Lyazzat Kiinov, chief executive of Kazmunaigaz, confirmed the deal structure on the fringes of a summit of gas exporting nations in Moscow, telling Reuters that CNPC would pay more than $5 billion for the stake.
Conoco, which is in the process of whittling down its worldwide portfolio, has an 8.4 percent stake in the Kashagan project operator. Kiinov said he hoped the transaction would be completed quickly.
Sources familiar with the deal told Reuters last Friday CNPC was set to win Conoco’s stake in the world’s largest oil find in five decades, as Kazakhstan diverts more oil eastward towards energy-hungry China and away from saturated European markets.
They evaluated that CNPC would pay around $5.3-5.4 billion for the stake in the giant offshore field in the Caspian Sea.
Kazakhstan, home to 3 percent of the world’s recoverable oil reserves, has moved in recent years to exert greater management control and secure bigger revenues from foreign-owned oil and gas projects.
Kazmunaigas entered the Kashagan consortium as a shareholder in 2005 and has since then doubled its stake to 16.81 percent.
Kazakh President Nursultan Nazarbayev and visiting British Prime Minister David Cameron on Sunday cut the ribbon to open the Bolashak (Future) oil plant which will process crude flowing from Kashagan.
Kashagan, with reserves estimated at 35 billion barrels of oil in place, is expected to produce its first oil in September.
Nazarbayev, who has ruled his resource-rich Central Asian nation of 17 million for more than two decades, said last week that a multinational consortium developing the field had invested $48 billion in about 13 years, making it the costliest oil project in the world.

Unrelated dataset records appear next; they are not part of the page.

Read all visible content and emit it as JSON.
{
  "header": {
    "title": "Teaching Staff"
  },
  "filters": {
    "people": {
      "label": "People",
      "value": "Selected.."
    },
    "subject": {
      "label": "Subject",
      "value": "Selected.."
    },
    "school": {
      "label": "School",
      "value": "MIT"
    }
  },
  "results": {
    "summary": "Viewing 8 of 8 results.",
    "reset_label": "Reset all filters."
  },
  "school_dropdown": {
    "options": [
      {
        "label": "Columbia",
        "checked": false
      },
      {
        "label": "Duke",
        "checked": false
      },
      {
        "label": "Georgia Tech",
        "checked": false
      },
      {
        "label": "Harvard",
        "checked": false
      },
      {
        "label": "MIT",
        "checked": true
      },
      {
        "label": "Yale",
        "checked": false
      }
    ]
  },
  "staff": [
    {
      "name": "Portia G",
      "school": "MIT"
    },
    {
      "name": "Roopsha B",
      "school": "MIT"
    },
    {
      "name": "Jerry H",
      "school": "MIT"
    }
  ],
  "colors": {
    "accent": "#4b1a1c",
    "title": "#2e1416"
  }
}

During Kashagan’s development, production will be gradually ramped up to 370,000 barrels per day in the second stage from 180,000 bpd in the first stage in 2013-14, North Caspian Operating Company (NCOC), which develops the field, said in a statement.
“Future development projects bear the potential to significantly increase production volumes and position Kashagan as an important contributor to the world energy market,” it said.
Italy’s ENI, U.S. major ExxonMobil, Royal Dutch Shell and France’s Total currently all hold 16.81 percent stakes in Kashagan. Japan’s Inpex owns 7.56 percent. (Reporting by Katya Golubkova; Writing by Douglas Busvine and Dmitry Solovyov, editing by Jeff Coelho)